Captain Hendrick returned from White River in 1815 and reported that the title to the Stockbridge lands there had been secured. John Sergeant wrote that "the Stockbridge
Indians will all remove into that country in the course of eight or ten years. ... It is a settled point that they cannot flourish where white people are allowed to mix among them. In order, therefore, to have religion and civilization flourish among Indians, the societies and Missionaries must use their influence with the government, to keep them at a distance from all immoral squatters on Indian land." Squatters became so numerous in New Stockbridge that the state passed a law in 1817 authorizing the superintendents of the tribe to remove all those who were "not entitled by law to settle on said lands," and were "likely to be injurious to the said Indians by corrupting their morals, or by injuring their lands or property."
Although the anti-leasing party had become ascendant in 1796, the Stockbridge tribe obtained permission in 1803 to lease 1,000 acres in the southeastern part of the town
to Captain John Gregg, John Gregg Jr., and James Alexander. They were to receive $300 a year in rent, which was to be used to support the tribal school and allow for the establishment of a second school to handle the increased number of children who had arrived from New Jersey with the Delaware. Then in October 1809 the state allowed the tribe to sell 310 acres for the support of the poor, with tracts in the west going to Joseph Black, John Demott, and George Gragg. Another lot of 500 acres in the east was sold in 1815 for building mills. Then in 1816 Thomas Eddy wrote the Governor:
We have lately been informed by some of our friends who reside near the Stockbridge Indians, that near one hundred white persons have settled on the lands belonging to

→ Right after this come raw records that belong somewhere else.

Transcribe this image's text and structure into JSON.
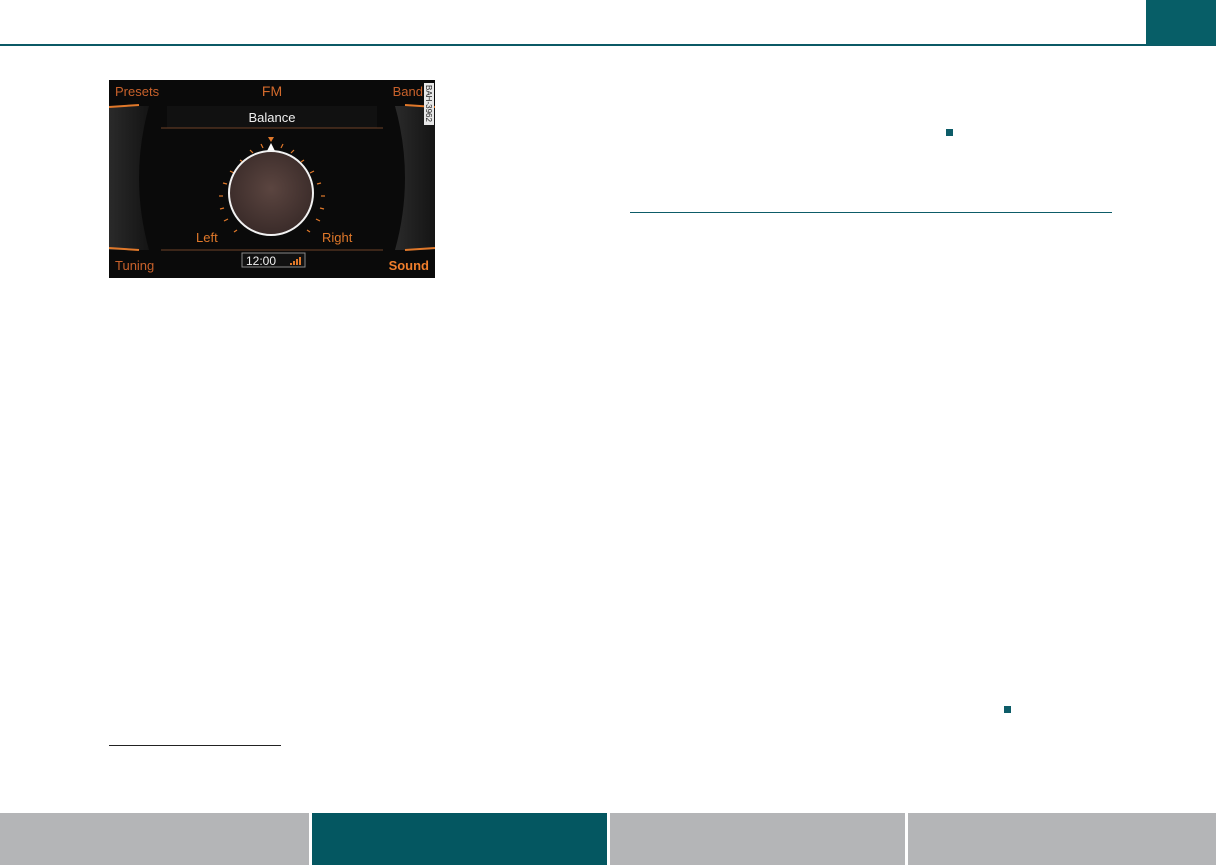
{
  "colors": {
    "accent_teal": "#075e67",
    "nav_inactive": "#b4b5b7",
    "screen_orange": "#e0782a",
    "screen_background": "#0a0a0a"
  },
  "figure": {
    "corner_labels": {
      "top_left": "Presets",
      "top_center": "FM",
      "top_right": "Band",
      "bottom_left": "Tuning",
      "bottom_right": "Sound"
    },
    "title": "Balance",
    "dial": {
      "left_label": "Left",
      "right_label": "Right",
      "balance_position": 0
    },
    "status": {
      "clock": "12:00",
      "signal_icon": "signal-strength-icon"
    },
    "image_code": "BAH-3962"
  },
  "nav_tabs": [
    {
      "label": "",
      "active": false
    },
    {
      "label": "",
      "active": true
    },
    {
      "label": "",
      "active": false
    },
    {
      "label": "",
      "active": false
    }
  ]
}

said Indians – "that, although they have been proceeded against, as the law directs, yet by their influence with the chiefs, the matter has been so represented to the Governor, that he and the Attorney General have directed that further proceedings against them be stopped for the present, and the probability is, that the chiefs may address the Legislature, requesting a law to permit them to remain." ... We have always found, that [the Indians] have been exceedingly injured in their morals, &c. by the whites getting on their lands, and mixing with them. ... We have a confidence that everything on thy part has, and will be done, for the welfare of the Indians; but, as an application may be made by the white people to the Legislature, for some law to be passed, by which they may unjustly get an advantage over the Indians ... we, therefore, take the liberty ... respectfully to solicit a continuation of thy friendly regard ... of our fellow men ... whose peculiar situation and circumstances seem to demand our sympathy, and require our assistance.
The tribe had allowed the white settlers into their town illegally by accepting rent of $30 a year for each 100 acres and declared that they "did not know or suppose that
making such contracts was criminal" under the laws of New York. Fearing that the whites would be liable to heavy penalties and lose the improvements they had made, the chiefs of the tribe joined with the settlers in petitioning the Governor to stop any further proceedings against them. The state legislature responded with an act granting immunity from prosecution for those whites who had leased Stockbridge land before 1815. By 1818 the Stockbridge Indians had leased or sold more than 1,800 acres to white people and were under increasing pressure to give up more of their land. Many in the tribe felt it was time to remove from New York. The beginnings of their move will be described in Part Three.